WHAT YOU HAVE TO DO
Print out the data below in full and exactly, skipping the pictures.
DATA UNDER STUDY below:
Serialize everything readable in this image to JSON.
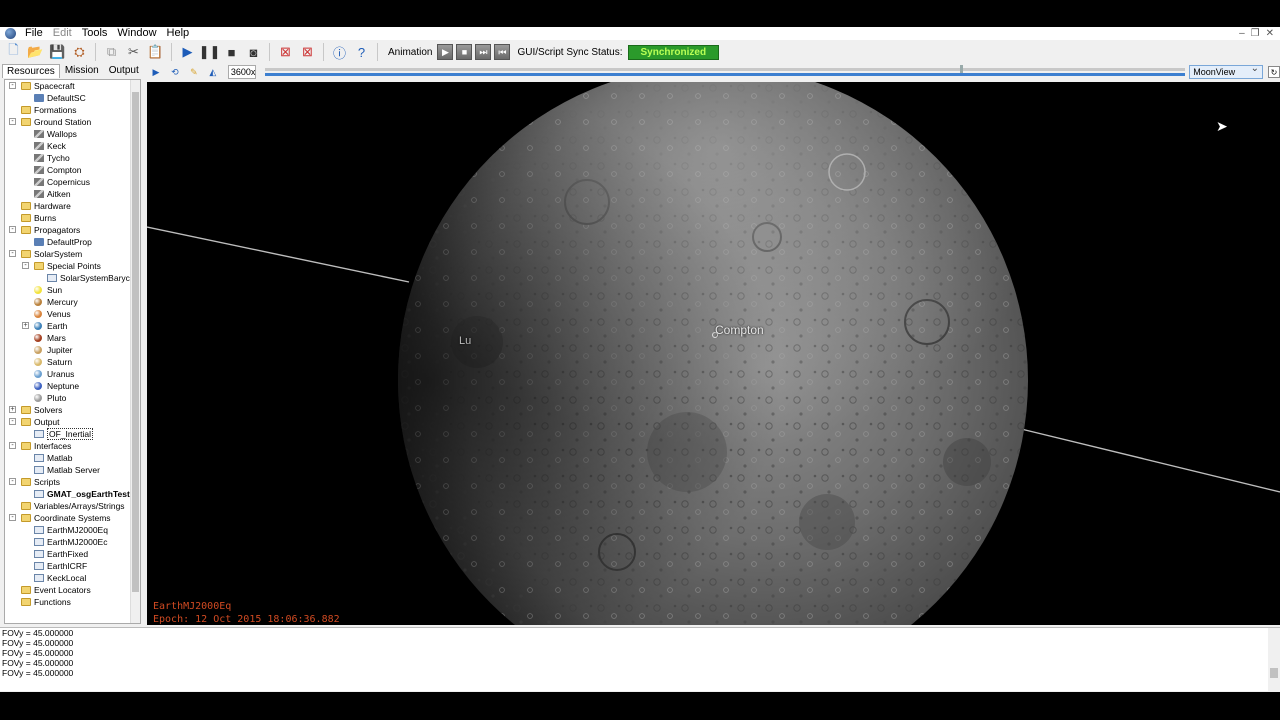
{
  "menu": {
    "items": [
      {
        "label": "File",
        "enabled": true
      },
      {
        "label": "Edit",
        "enabled": false
      },
      {
        "label": "Tools",
        "enabled": true
      },
      {
        "label": "Window",
        "enabled": true
      },
      {
        "label": "Help",
        "enabled": true
      }
    ]
  },
  "toolbar": {
    "animation_label": "Animation",
    "sync_label": "GUI/Script Sync Status:",
    "sync_status": "Synchronized",
    "sync_color": "#2b9a2b"
  },
  "tabs": [
    {
      "label": "Resources",
      "active": true
    },
    {
      "label": "Mission",
      "active": false
    },
    {
      "label": "Output",
      "active": false
    }
  ],
  "view_toolbar": {
    "speed_value": "3600x",
    "progress_fraction": 0.0,
    "view_selected": "MoonView"
  },
  "tree": [
    {
      "label": "Spacecraft",
      "depth": 0,
      "icon": "folder",
      "expand": "-"
    },
    {
      "label": "DefaultSC",
      "depth": 1,
      "icon": "spacecraft"
    },
    {
      "label": "Formations",
      "depth": 0,
      "icon": "folder"
    },
    {
      "label": "Ground Station",
      "depth": 0,
      "icon": "folder",
      "expand": "-"
    },
    {
      "label": "Wallops",
      "depth": 1,
      "icon": "groundstation"
    },
    {
      "label": "Keck",
      "depth": 1,
      "icon": "groundstation"
    },
    {
      "label": "Tycho",
      "depth": 1,
      "icon": "groundstation"
    },
    {
      "label": "Compton",
      "depth": 1,
      "icon": "groundstation"
    },
    {
      "label": "Copernicus",
      "depth": 1,
      "icon": "groundstation"
    },
    {
      "label": "Aitken",
      "depth": 1,
      "icon": "groundstation"
    },
    {
      "label": "Hardware",
      "depth": 0,
      "icon": "folder"
    },
    {
      "label": "Burns",
      "depth": 0,
      "icon": "folder"
    },
    {
      "label": "Propagators",
      "depth": 0,
      "icon": "folder",
      "expand": "-"
    },
    {
      "label": "DefaultProp",
      "depth": 1,
      "icon": "propagator"
    },
    {
      "label": "SolarSystem",
      "depth": 0,
      "icon": "folder",
      "expand": "-"
    },
    {
      "label": "Special Points",
      "depth": 1,
      "icon": "folder",
      "expand": "-"
    },
    {
      "label": "SolarSystemBarycen",
      "depth": 2,
      "icon": "barycenter"
    },
    {
      "label": "Sun",
      "depth": 1,
      "icon": "sun"
    },
    {
      "label": "Mercury",
      "depth": 1,
      "icon": "mercury"
    },
    {
      "label": "Venus",
      "depth": 1,
      "icon": "venus"
    },
    {
      "label": "Earth",
      "depth": 1,
      "icon": "earth",
      "expand": "+"
    },
    {
      "label": "Mars",
      "depth": 1,
      "icon": "mars"
    },
    {
      "label": "Jupiter",
      "depth": 1,
      "icon": "jupiter"
    },
    {
      "label": "Saturn",
      "depth": 1,
      "icon": "saturn"
    },
    {
      "label": "Uranus",
      "depth": 1,
      "icon": "uranus"
    },
    {
      "label": "Neptune",
      "depth": 1,
      "icon": "neptune"
    },
    {
      "label": "Pluto",
      "depth": 1,
      "icon": "pluto"
    },
    {
      "label": "Solvers",
      "depth": 0,
      "icon": "folder",
      "expand": "+"
    },
    {
      "label": "Output",
      "depth": 0,
      "icon": "folder",
      "expand": "-"
    },
    {
      "label": "OF_Inertial",
      "depth": 1,
      "icon": "orbitview",
      "selected": true
    },
    {
      "label": "Interfaces",
      "depth": 0,
      "icon": "folder",
      "expand": "-"
    },
    {
      "label": "Matlab",
      "depth": 1,
      "icon": "interface"
    },
    {
      "label": "Matlab Server",
      "depth": 1,
      "icon": "interface"
    },
    {
      "label": "Scripts",
      "depth": 0,
      "icon": "folder",
      "expand": "-"
    },
    {
      "label": "GMAT_osgEarthTest.sc",
      "depth": 1,
      "icon": "script",
      "bold": true
    },
    {
      "label": "Variables/Arrays/Strings",
      "depth": 0,
      "icon": "folder"
    },
    {
      "label": "Coordinate Systems",
      "depth": 0,
      "icon": "folder",
      "expand": "-"
    },
    {
      "label": "EarthMJ2000Eq",
      "depth": 1,
      "icon": "coordsys"
    },
    {
      "label": "EarthMJ2000Ec",
      "depth": 1,
      "icon": "coordsys"
    },
    {
      "label": "EarthFixed",
      "depth": 1,
      "icon": "coordsys"
    },
    {
      "label": "EarthICRF",
      "depth": 1,
      "icon": "coordsys"
    },
    {
      "label": "KeckLocal",
      "depth": 1,
      "icon": "coordsys"
    },
    {
      "label": "Event Locators",
      "depth": 0,
      "icon": "folder"
    },
    {
      "label": "Functions",
      "depth": 0,
      "icon": "folder"
    }
  ],
  "view3d": {
    "coordinate_system": "EarthMJ2000Eq",
    "epoch": "Epoch: 12 Oct 2015 18:06:36.882",
    "ground_station_label": "Compton",
    "partial_label": "Lu"
  },
  "output_lines": [
    "FOVy = 45.000000",
    "FOVy = 45.000000",
    "FOVy = 45.000000",
    "FOVy = 45.000000",
    "FOVy = 45.000000"
  ]
}
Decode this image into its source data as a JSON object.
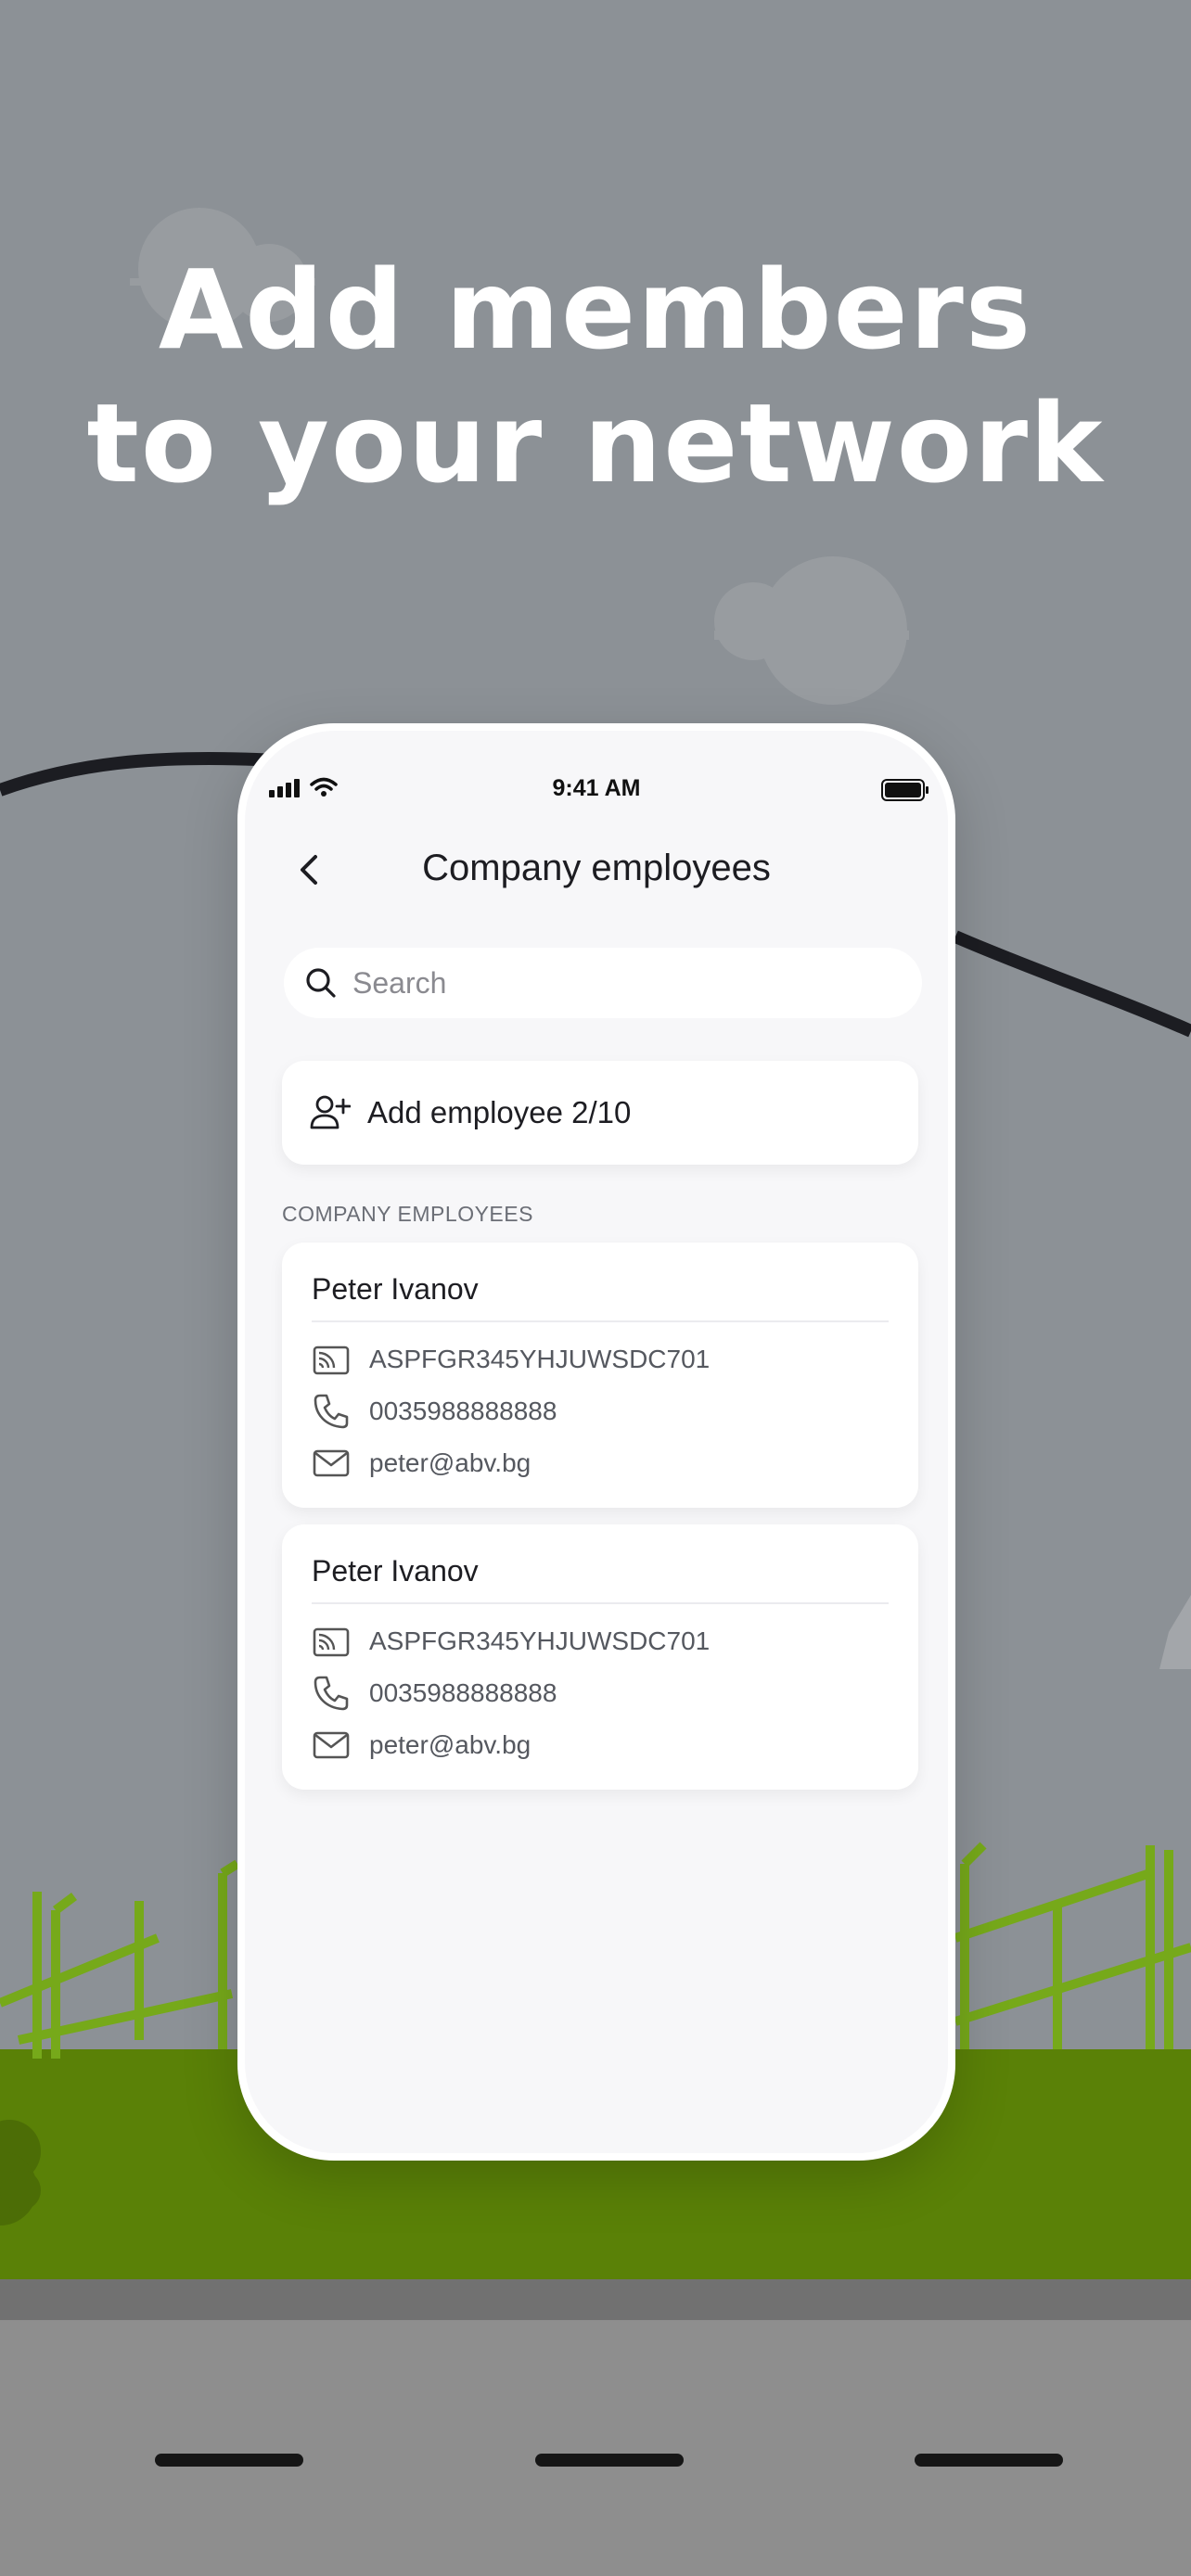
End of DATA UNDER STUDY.
RESULT OF THIS TASK
Serialize everything readable in this image to JSON.
{
  "menu": {
    "items": [
      {
        "label": "File",
        "enabled": true
      },
      {
        "label": "Edit",
        "enabled": false
      },
      {
        "label": "Tools",
        "enabled": true
      },
      {
        "label": "Window",
        "enabled": true
      },
      {
        "label": "Help",
        "enabled": true
      }
    ]
  },
  "toolbar": {
    "animation_label": "Animation",
    "sync_label": "GUI/Script Sync Status:",
    "sync_status": "Synchronized",
    "sync_color": "#2b9a2b"
  },
  "tabs": [
    {
      "label": "Resources",
      "active": true
    },
    {
      "label": "Mission",
      "active": false
    },
    {
      "label": "Output",
      "active": false
    }
  ],
  "view_toolbar": {
    "speed_value": "3600x",
    "progress_fraction": 0.0,
    "view_selected": "MoonView"
  },
  "tree": [
    {
      "label": "Spacecraft",
      "depth": 0,
      "icon": "folder",
      "expand": "-"
    },
    {
      "label": "DefaultSC",
      "depth": 1,
      "icon": "spacecraft"
    },
    {
      "label": "Formations",
      "depth": 0,
      "icon": "folder"
    },
    {
      "label": "Ground Station",
      "depth": 0,
      "icon": "folder",
      "expand": "-"
    },
    {
      "label": "Wallops",
      "depth": 1,
      "icon": "groundstation"
    },
    {
      "label": "Keck",
      "depth": 1,
      "icon": "groundstation"
    },
    {
      "label": "Tycho",
      "depth": 1,
      "icon": "groundstation"
    },
    {
      "label": "Compton",
      "depth": 1,
      "icon": "groundstation"
    },
    {
      "label": "Copernicus",
      "depth": 1,
      "icon": "groundstation"
    },
    {
      "label": "Aitken",
      "depth": 1,
      "icon": "groundstation"
    },
    {
      "label": "Hardware",
      "depth": 0,
      "icon": "folder"
    },
    {
      "label": "Burns",
      "depth": 0,
      "icon": "folder"
    },
    {
      "label": "Propagators",
      "depth": 0,
      "icon": "folder",
      "expand": "-"
    },
    {
      "label": "DefaultProp",
      "depth": 1,
      "icon": "propagator"
    },
    {
      "label": "SolarSystem",
      "depth": 0,
      "icon": "folder",
      "expand": "-"
    },
    {
      "label": "Special Points",
      "depth": 1,
      "icon": "folder",
      "expand": "-"
    },
    {
      "label": "SolarSystemBarycen",
      "depth": 2,
      "icon": "barycenter"
    },
    {
      "label": "Sun",
      "depth": 1,
      "icon": "sun"
    },
    {
      "label": "Mercury",
      "depth": 1,
      "icon": "mercury"
    },
    {
      "label": "Venus",
      "depth": 1,
      "icon": "venus"
    },
    {
      "label": "Earth",
      "depth": 1,
      "icon": "earth",
      "expand": "+"
    },
    {
      "label": "Mars",
      "depth": 1,
      "icon": "mars"
    },
    {
      "label": "Jupiter",
      "depth": 1,
      "icon": "jupiter"
    },
    {
      "label": "Saturn",
      "depth": 1,
      "icon": "saturn"
    },
    {
      "label": "Uranus",
      "depth": 1,
      "icon": "uranus"
    },
    {
      "label": "Neptune",
      "depth": 1,
      "icon": "neptune"
    },
    {
      "label": "Pluto",
      "depth": 1,
      "icon": "pluto"
    },
    {
      "label": "Solvers",
      "depth": 0,
      "icon": "folder",
      "expand": "+"
    },
    {
      "label": "Output",
      "depth": 0,
      "icon": "folder",
      "expand": "-"
    },
    {
      "label": "OF_Inertial",
      "depth": 1,
      "icon": "orbitview",
      "selected": true
    },
    {
      "label": "Interfaces",
      "depth": 0,
      "icon": "folder",
      "expand": "-"
    },
    {
      "label": "Matlab",
      "depth": 1,
      "icon": "interface"
    },
    {
      "label": "Matlab Server",
      "depth": 1,
      "icon": "interface"
    },
    {
      "label": "Scripts",
      "depth": 0,
      "icon": "folder",
      "expand": "-"
    },
    {
      "label": "GMAT_osgEarthTest.sc",
      "depth": 1,
      "icon": "script",
      "bold": true
    },
    {
      "label": "Variables/Arrays/Strings",
      "depth": 0,
      "icon": "folder"
    },
    {
      "label": "Coordinate Systems",
      "depth": 0,
      "icon": "folder",
      "expand": "-"
    },
    {
      "label": "EarthMJ2000Eq",
      "depth": 1,
      "icon": "coordsys"
    },
    {
      "label": "EarthMJ2000Ec",
      "depth": 1,
      "icon": "coordsys"
    },
    {
      "label": "EarthFixed",
      "depth": 1,
      "icon": "coordsys"
    },
    {
      "label": "EarthICRF",
      "depth": 1,
      "icon": "coordsys"
    },
    {
      "label": "KeckLocal",
      "depth": 1,
      "icon": "coordsys"
    },
    {
      "label": "Event Locators",
      "depth": 0,
      "icon": "folder"
    },
    {
      "label": "Functions",
      "depth": 0,
      "icon": "folder"
    }
  ],
  "view3d": {
    "coordinate_system": "EarthMJ2000Eq",
    "epoch": "Epoch: 12 Oct 2015 18:06:36.882",
    "ground_station_label": "Compton",
    "partial_label": "Lu"
  },
  "output_lines": [
    "FOVy = 45.000000",
    "FOVy = 45.000000",
    "FOVy = 45.000000",
    "FOVy = 45.000000",
    "FOVy = 45.000000"
  ]
}
Decode this image into its source data as a JSON object.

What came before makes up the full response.